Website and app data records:
◆ ◆ ◆ ◆

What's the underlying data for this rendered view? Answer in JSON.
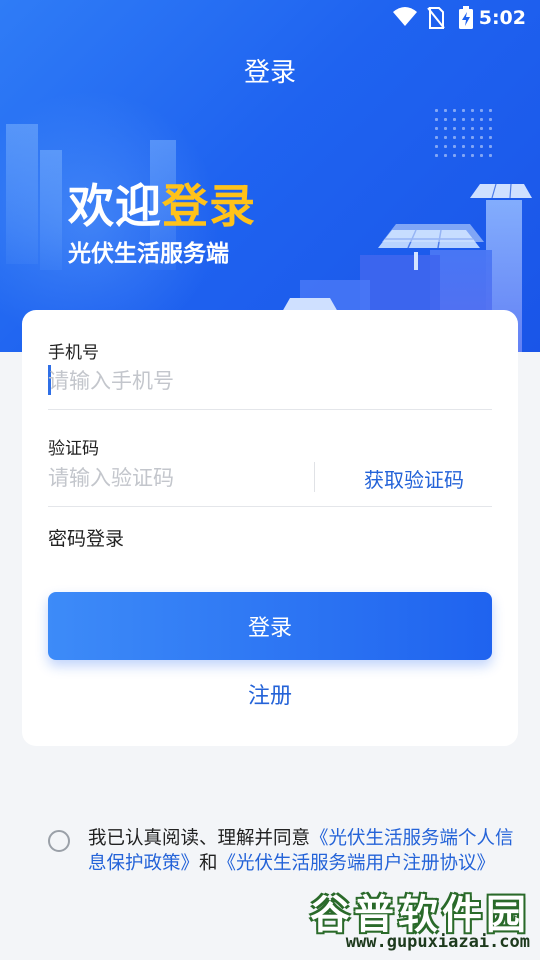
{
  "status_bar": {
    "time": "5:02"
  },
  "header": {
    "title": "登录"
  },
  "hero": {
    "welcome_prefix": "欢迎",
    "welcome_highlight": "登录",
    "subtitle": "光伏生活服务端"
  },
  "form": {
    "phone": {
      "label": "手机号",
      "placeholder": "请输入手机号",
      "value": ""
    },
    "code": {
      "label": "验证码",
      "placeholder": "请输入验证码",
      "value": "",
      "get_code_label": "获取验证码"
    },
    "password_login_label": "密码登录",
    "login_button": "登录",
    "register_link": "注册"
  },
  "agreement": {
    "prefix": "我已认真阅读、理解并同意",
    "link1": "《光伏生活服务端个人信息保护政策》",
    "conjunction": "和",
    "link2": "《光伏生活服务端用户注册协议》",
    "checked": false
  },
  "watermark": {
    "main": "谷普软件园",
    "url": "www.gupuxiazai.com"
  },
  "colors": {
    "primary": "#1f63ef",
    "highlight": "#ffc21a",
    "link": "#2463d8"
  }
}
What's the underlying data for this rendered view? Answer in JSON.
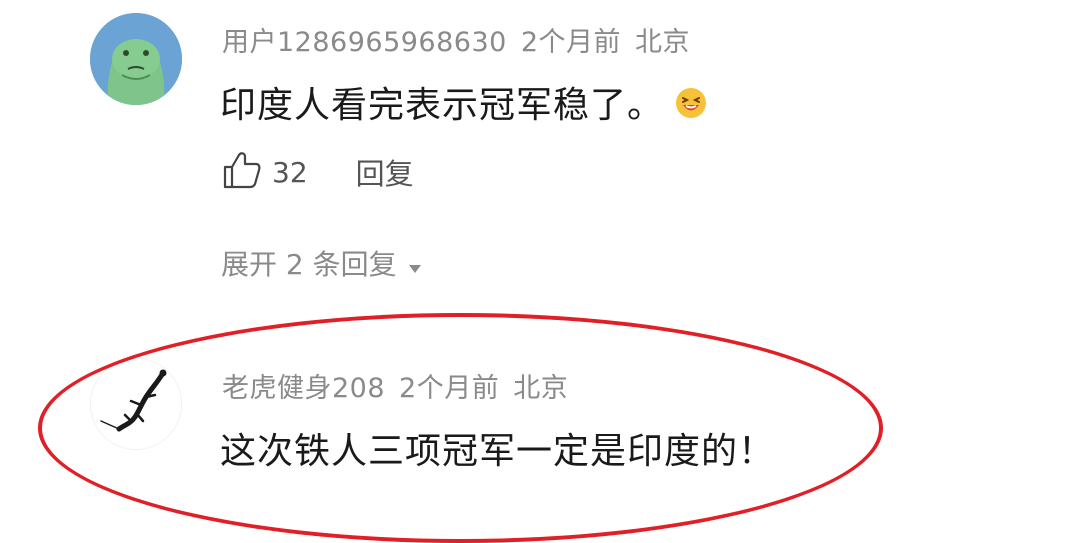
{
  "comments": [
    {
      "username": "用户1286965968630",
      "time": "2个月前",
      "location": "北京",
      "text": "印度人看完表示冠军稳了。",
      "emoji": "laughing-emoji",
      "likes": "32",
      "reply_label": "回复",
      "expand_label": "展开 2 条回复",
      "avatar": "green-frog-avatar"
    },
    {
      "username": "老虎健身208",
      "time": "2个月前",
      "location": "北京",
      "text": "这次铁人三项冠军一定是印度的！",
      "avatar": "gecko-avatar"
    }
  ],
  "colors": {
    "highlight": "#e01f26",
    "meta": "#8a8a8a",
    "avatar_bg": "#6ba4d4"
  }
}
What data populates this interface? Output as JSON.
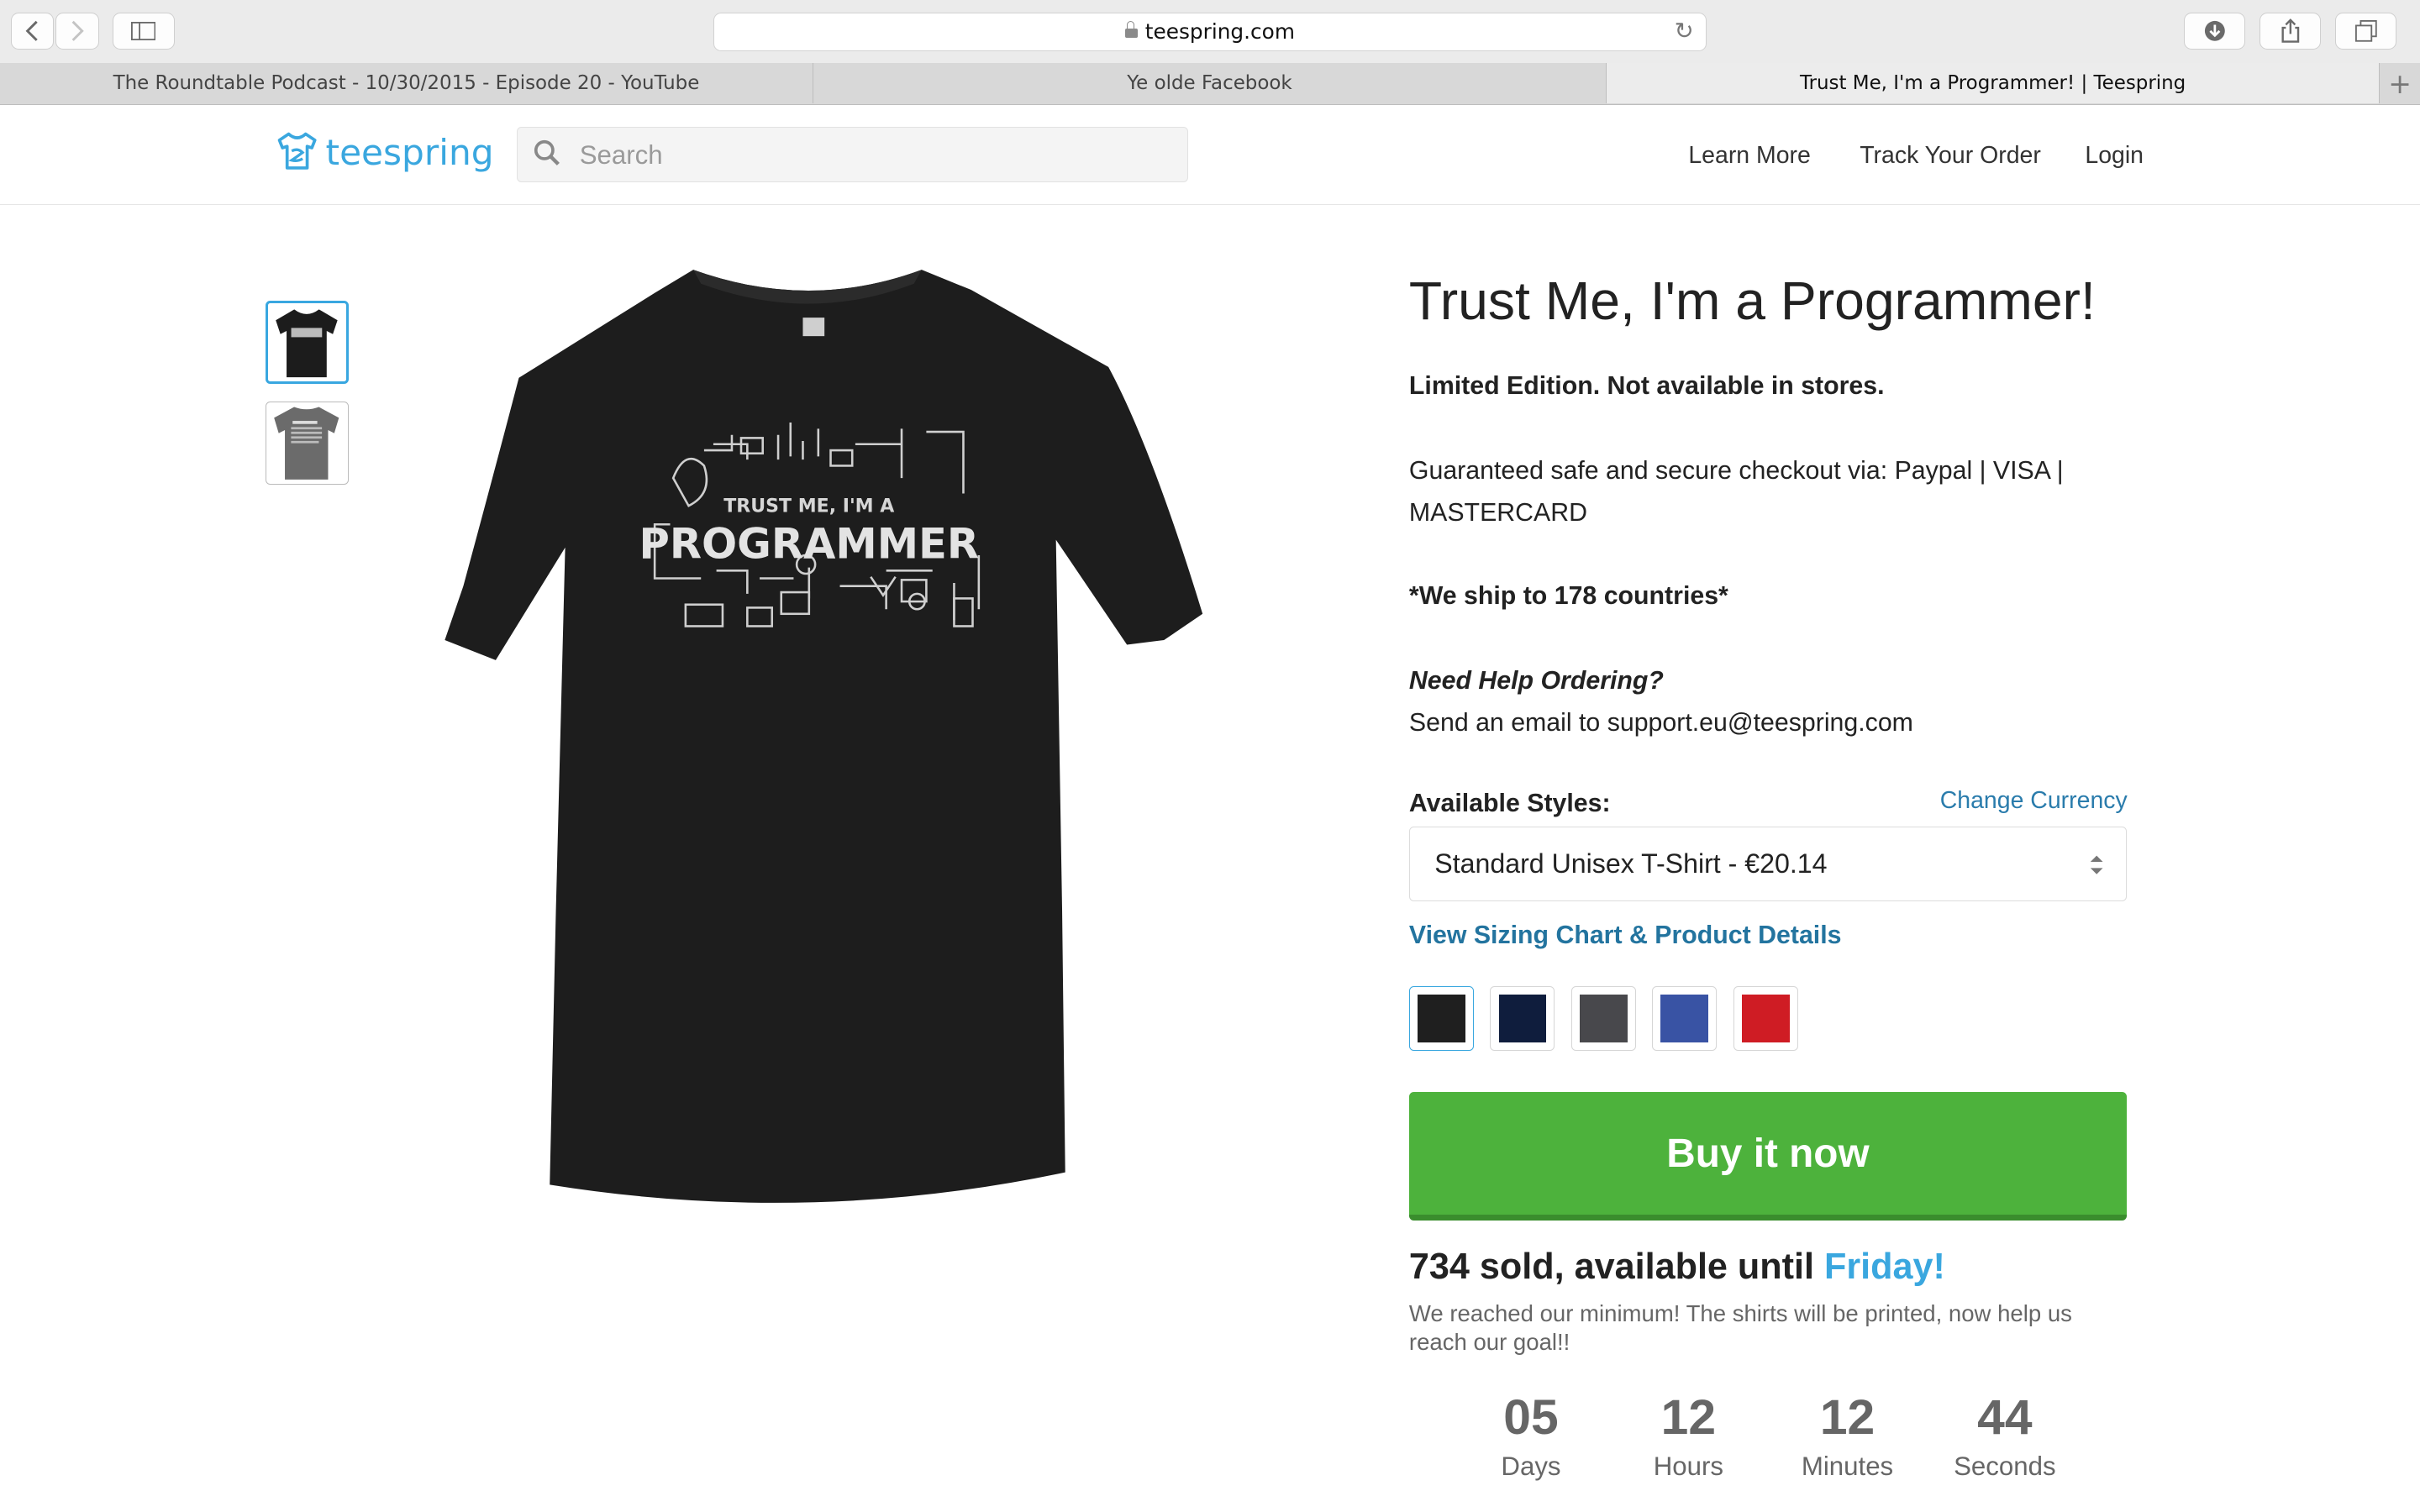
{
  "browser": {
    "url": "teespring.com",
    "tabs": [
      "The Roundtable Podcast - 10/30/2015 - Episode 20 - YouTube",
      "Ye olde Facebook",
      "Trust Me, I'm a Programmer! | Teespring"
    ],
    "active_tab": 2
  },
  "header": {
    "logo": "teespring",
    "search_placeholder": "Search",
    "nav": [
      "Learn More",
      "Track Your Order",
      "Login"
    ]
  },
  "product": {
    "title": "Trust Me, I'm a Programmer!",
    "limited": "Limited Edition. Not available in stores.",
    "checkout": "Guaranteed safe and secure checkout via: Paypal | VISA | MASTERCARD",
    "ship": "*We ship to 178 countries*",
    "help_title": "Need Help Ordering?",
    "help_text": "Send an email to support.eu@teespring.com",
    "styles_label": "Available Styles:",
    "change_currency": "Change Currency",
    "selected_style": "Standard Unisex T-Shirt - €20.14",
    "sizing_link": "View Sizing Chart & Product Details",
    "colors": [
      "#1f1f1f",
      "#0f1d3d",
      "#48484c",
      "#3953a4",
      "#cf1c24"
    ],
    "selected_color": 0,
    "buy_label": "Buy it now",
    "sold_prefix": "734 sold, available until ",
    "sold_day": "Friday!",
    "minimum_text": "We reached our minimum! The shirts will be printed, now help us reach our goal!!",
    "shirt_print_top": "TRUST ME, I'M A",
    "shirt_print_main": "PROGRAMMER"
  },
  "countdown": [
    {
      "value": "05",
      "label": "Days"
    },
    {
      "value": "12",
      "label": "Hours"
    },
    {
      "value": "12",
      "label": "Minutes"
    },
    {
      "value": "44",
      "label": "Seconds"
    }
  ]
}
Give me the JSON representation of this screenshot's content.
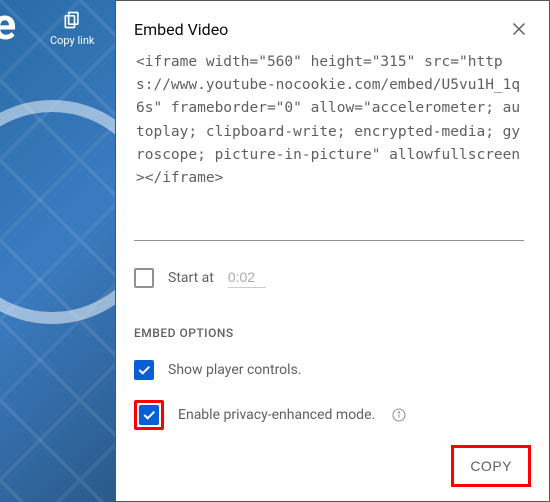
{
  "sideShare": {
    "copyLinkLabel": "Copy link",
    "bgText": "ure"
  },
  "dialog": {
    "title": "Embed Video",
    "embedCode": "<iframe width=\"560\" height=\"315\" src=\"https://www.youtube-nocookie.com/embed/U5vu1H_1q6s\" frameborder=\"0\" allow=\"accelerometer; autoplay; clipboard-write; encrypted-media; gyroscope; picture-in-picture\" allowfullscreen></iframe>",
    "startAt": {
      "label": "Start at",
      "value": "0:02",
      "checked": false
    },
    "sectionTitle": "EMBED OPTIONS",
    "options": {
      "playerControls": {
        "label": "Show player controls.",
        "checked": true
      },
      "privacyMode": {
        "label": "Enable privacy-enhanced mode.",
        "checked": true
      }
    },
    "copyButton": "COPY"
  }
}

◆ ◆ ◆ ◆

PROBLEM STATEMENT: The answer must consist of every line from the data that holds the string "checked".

WRITTEN ANSWER:
    "checked": false
      "checked": false
        "checked": true
        "checked": true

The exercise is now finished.